For the second time in as many months, the mental health of top sports persons has once more been placed firmly into the limelight — with Naomi Osaka withdrawing from the French Open to focus on the Tokyo Olympics. The Japanese tennis player lit the Olympic flame at the opening ceremony last weekend but has also ignited a wider sentiment over athletes’ mental health.
Whether this is an old phenomenon I cannot say. I am only enough to remember Nadia Comaneci, the Romanian gymnast who, at the age of 14 at the 1976 Montreal Olympics became the first to ever score perfect 10s. Somehow, I cannot imagine Soviet-bloc coaches permitting their proletarian proteges to engage in such bourgeoisie and capitalistic decadence as “twisties”.
Intertwined mental and physical states
But this is 2021 and we are all only too aware now of how the mental and physical states are so intertwined. Every complex manoeuvre performed by Biles and every other top gymnast is done at velocity, at height, at a very fine point between control and chaos, and where the slightest error means crashing to the floor as the principles of physics impose grievous physical pain and severe injury.
Biles decision to withdraw has been fully supported by the US Olympic Committee who had previously viewed the Columbus, Ohio native as a sure bet for gold. At the 2016 in Rio, she became the first female US gymnast to win four gold medals at a single Games, and she was the first gymnast to win three consecutive world all-around titles between 2013 and 15.
Biles grew up in the Houston area of Texas after she and her sister Adria were adopted by their grandparents, Ronald and Nellie Biles. She became interested in gymnastics during a day-care field trip to Bannon’s Gymnastix. She was six at the time, and she remained there for 11 years under the direction of her coach, Aimee Boorman.
Biles won a gold in floor exercise and a bronze in vault at the Women’s Junior Olympic National Championships in 2010 before breaking into the elite level of competition in 2011. Less than two years later she dominated the sport. What set Biles apart was her consistency, her exuberant personality, and the high degree of difficulty she incorporated into her routines in uneven bars, vault, beam and floor exercises.

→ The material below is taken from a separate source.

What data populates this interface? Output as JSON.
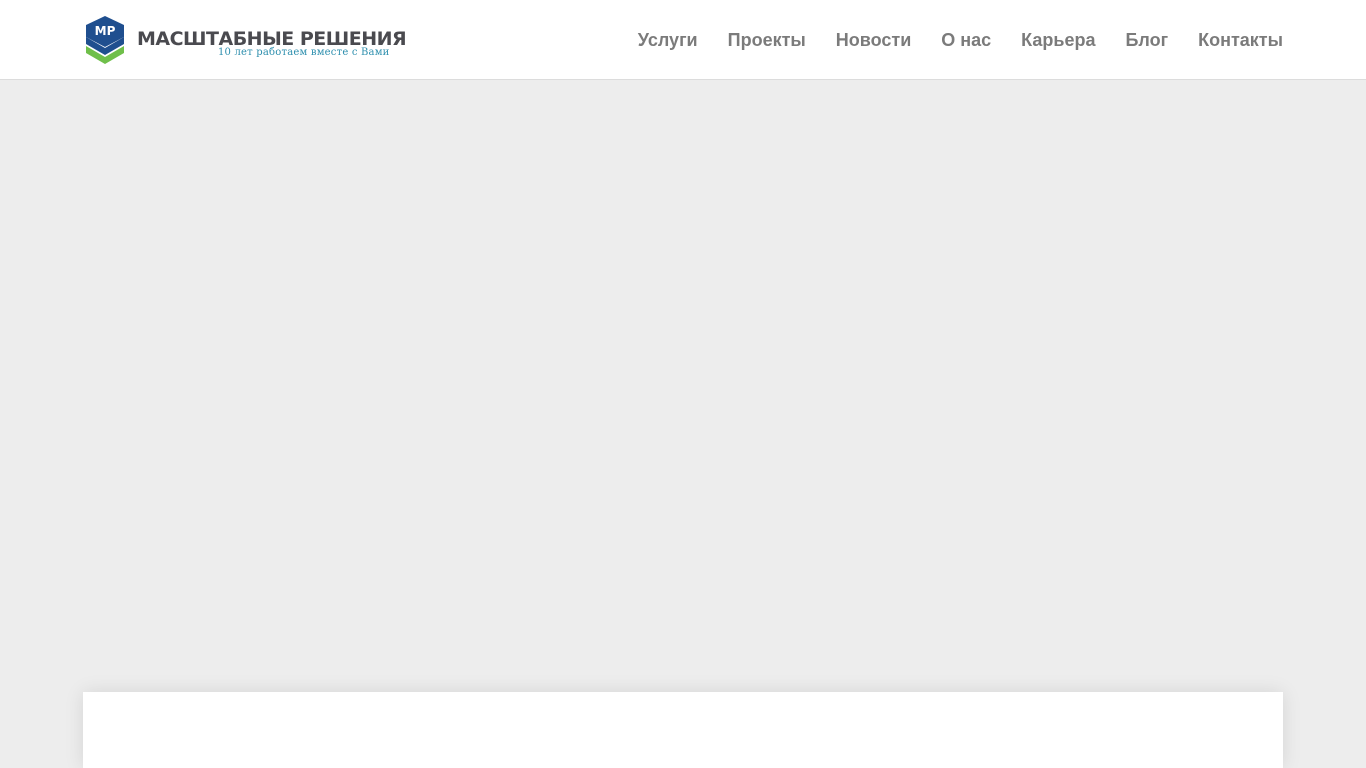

In Rio, she led the US to gold in the team event and became just the fifth female gymnast to claim four gold medals at a single Olympics — she only took bronze on the beam.
But Biles is also a winner when it comes to adversity. In 2018 she announced that she had been a victim of Larry Nassar, a former doctor for the US national gymnastics team who was convicted of sexually abusing numerous athletes.
It’s hard to see her competing in the 2024 given the rough and tumble of her sport. But she certainly deserves a gold medal for her bravery in highlighting what goes unseen during those performances.
— With inputs from agencies